### Your instructions
Type the entries out once more. Match them exactly.

### Entries taken from a collection
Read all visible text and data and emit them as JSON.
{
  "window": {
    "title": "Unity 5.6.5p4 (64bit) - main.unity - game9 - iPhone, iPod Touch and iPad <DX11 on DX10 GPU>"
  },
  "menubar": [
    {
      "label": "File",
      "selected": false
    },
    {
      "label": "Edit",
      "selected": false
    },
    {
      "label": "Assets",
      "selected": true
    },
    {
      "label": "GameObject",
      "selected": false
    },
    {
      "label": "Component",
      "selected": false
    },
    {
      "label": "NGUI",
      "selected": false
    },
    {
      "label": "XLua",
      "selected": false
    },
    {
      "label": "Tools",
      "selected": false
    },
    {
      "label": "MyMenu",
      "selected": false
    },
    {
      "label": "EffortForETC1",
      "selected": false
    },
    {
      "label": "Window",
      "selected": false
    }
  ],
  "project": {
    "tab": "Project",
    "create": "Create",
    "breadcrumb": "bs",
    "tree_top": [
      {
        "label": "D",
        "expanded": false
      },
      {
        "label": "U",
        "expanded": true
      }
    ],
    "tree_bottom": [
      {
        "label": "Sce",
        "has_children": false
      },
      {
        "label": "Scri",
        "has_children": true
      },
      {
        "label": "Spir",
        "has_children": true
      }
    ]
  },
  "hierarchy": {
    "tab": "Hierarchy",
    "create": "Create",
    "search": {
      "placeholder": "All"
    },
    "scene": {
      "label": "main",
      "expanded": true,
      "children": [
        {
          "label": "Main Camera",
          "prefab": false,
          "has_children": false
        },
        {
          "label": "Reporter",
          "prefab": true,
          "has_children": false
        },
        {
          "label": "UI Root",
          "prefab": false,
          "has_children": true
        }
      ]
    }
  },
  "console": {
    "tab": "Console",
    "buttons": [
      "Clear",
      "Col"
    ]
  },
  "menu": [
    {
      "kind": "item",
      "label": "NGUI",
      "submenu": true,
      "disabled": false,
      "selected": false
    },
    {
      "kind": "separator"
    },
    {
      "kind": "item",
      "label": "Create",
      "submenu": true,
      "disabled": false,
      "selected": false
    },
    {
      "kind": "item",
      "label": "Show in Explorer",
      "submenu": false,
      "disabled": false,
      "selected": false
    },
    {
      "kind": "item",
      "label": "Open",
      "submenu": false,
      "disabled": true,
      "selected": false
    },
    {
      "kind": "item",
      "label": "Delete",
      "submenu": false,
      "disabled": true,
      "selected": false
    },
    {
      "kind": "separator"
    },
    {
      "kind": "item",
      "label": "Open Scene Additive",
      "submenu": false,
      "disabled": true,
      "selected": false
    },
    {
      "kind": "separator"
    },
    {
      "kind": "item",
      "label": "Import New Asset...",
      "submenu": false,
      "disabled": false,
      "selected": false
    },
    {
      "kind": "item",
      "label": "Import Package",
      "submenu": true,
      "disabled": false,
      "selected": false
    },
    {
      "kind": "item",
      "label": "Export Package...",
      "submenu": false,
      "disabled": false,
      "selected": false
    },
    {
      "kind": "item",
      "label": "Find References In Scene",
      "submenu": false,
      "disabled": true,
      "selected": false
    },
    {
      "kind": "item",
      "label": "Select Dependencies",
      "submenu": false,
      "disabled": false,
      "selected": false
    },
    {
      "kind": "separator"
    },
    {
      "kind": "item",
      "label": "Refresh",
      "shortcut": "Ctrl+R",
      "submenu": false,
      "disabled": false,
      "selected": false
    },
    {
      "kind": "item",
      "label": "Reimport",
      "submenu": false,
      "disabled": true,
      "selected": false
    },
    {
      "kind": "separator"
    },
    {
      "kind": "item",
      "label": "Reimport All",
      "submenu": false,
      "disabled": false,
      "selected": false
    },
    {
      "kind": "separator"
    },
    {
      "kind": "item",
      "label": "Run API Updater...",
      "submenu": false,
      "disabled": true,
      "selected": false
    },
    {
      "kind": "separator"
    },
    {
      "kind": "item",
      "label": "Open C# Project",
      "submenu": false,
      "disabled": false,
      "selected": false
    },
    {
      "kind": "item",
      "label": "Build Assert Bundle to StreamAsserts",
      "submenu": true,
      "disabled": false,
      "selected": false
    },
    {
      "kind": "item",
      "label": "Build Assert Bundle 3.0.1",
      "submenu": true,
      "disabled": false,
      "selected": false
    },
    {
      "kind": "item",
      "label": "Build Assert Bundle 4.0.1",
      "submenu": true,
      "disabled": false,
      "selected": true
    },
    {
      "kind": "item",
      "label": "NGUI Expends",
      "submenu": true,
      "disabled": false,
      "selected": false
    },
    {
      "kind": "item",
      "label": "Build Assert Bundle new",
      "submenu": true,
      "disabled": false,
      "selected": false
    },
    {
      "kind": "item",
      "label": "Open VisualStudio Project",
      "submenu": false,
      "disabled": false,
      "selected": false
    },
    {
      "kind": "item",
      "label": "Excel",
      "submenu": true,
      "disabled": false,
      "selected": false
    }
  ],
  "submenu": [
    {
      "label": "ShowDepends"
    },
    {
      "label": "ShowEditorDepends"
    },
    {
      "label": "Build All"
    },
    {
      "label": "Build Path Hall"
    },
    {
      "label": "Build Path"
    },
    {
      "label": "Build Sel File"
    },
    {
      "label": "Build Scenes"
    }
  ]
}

### Task solution
Read all visible text and data and emit them as JSON.
{
  "window": {
    "title": "Unity 5.6.5p4 (64bit) - main.unity - game9 - iPhone, iPod Touch and iPad <DX11 on DX10 GPU>"
  },
  "menubar": [
    {
      "label": "File",
      "selected": false
    },
    {
      "label": "Edit",
      "selected": false
    },
    {
      "label": "Assets",
      "selected": true
    },
    {
      "label": "GameObject",
      "selected": false
    },
    {
      "label": "Component",
      "selected": false
    },
    {
      "label": "NGUI",
      "selected": false
    },
    {
      "label": "XLua",
      "selected": false
    },
    {
      "label": "Tools",
      "selected": false
    },
    {
      "label": "MyMenu",
      "selected": false
    },
    {
      "label": "EffortForETC1",
      "selected": false
    },
    {
      "label": "Window",
      "selected": false
    }
  ],
  "project": {
    "tab": "Project",
    "create": "Create",
    "breadcrumb": "bs",
    "tree_top": [
      {
        "label": "D",
        "expanded": false
      },
      {
        "label": "U",
        "expanded": true
      }
    ],
    "tree_bottom": [
      {
        "label": "Sce",
        "has_children": false
      },
      {
        "label": "Scri",
        "has_children": true
      },
      {
        "label": "Spir",
        "has_children": true
      }
    ]
  },
  "hierarchy": {
    "tab": "Hierarchy",
    "create": "Create",
    "search": {
      "placeholder": "All"
    },
    "scene": {
      "label": "main",
      "expanded": true,
      "children": [
        {
          "label": "Main Camera",
          "prefab": false,
          "has_children": false
        },
        {
          "label": "Reporter",
          "prefab": true,
          "has_children": false
        },
        {
          "label": "UI Root",
          "prefab": false,
          "has_children": true
        }
      ]
    }
  },
  "console": {
    "tab": "Console",
    "buttons": [
      "Clear",
      "Col"
    ]
  },
  "menu": [
    {
      "kind": "item",
      "label": "NGUI",
      "submenu": true,
      "disabled": false,
      "selected": false
    },
    {
      "kind": "separator"
    },
    {
      "kind": "item",
      "label": "Create",
      "submenu": true,
      "disabled": false,
      "selected": false
    },
    {
      "kind": "item",
      "label": "Show in Explorer",
      "submenu": false,
      "disabled": false,
      "selected": false
    },
    {
      "kind": "item",
      "label": "Open",
      "submenu": false,
      "disabled": true,
      "selected": false
    },
    {
      "kind": "item",
      "label": "Delete",
      "submenu": false,
      "disabled": true,
      "selected": false
    },
    {
      "kind": "separator"
    },
    {
      "kind": "item",
      "label": "Open Scene Additive",
      "submenu": false,
      "disabled": true,
      "selected": false
    },
    {
      "kind": "separator"
    },
    {
      "kind": "item",
      "label": "Import New Asset...",
      "submenu": false,
      "disabled": false,
      "selected": false
    },
    {
      "kind": "item",
      "label": "Import Package",
      "submenu": true,
      "disabled": false,
      "selected": false
    },
    {
      "kind": "item",
      "label": "Export Package...",
      "submenu": false,
      "disabled": false,
      "selected": false
    },
    {
      "kind": "item",
      "label": "Find References In Scene",
      "submenu": false,
      "disabled": true,
      "selected": false
    },
    {
      "kind": "item",
      "label": "Select Dependencies",
      "submenu": false,
      "disabled": false,
      "selected": false
    },
    {
      "kind": "separator"
    },
    {
      "kind": "item",
      "label": "Refresh",
      "shortcut": "Ctrl+R",
      "submenu": false,
      "disabled": false,
      "selected": false
    },
    {
      "kind": "item",
      "label": "Reimport",
      "submenu": false,
      "disabled": true,
      "selected": false
    },
    {
      "kind": "separator"
    },
    {
      "kind": "item",
      "label": "Reimport All",
      "submenu": false,
      "disabled": false,
      "selected": false
    },
    {
      "kind": "separator"
    },
    {
      "kind": "item",
      "label": "Run API Updater...",
      "submenu": false,
      "disabled": true,
      "selected": false
    },
    {
      "kind": "separator"
    },
    {
      "kind": "item",
      "label": "Open C# Project",
      "submenu": false,
      "disabled": false,
      "selected": false
    },
    {
      "kind": "item",
      "label": "Build Assert Bundle to StreamAsserts",
      "submenu": true,
      "disabled": false,
      "selected": false
    },
    {
      "kind": "item",
      "label": "Build Assert Bundle 3.0.1",
      "submenu": true,
      "disabled": false,
      "selected": false
    },
    {
      "kind": "item",
      "label": "Build Assert Bundle 4.0.1",
      "submenu": true,
      "disabled": false,
      "selected": true
    },
    {
      "kind": "item",
      "label": "NGUI Expends",
      "submenu": true,
      "disabled": false,
      "selected": false
    },
    {
      "kind": "item",
      "label": "Build Assert Bundle new",
      "submenu": true,
      "disabled": false,
      "selected": false
    },
    {
      "kind": "item",
      "label": "Open VisualStudio Project",
      "submenu": false,
      "disabled": false,
      "selected": false
    },
    {
      "kind": "item",
      "label": "Excel",
      "submenu": true,
      "disabled": false,
      "selected": false
    }
  ],
  "submenu": [
    {
      "label": "ShowDepends"
    },
    {
      "label": "ShowEditorDepends"
    },
    {
      "label": "Build All"
    },
    {
      "label": "Build Path Hall"
    },
    {
      "label": "Build Path"
    },
    {
      "label": "Build Sel File"
    },
    {
      "label": "Build Scenes"
    }
  ]
}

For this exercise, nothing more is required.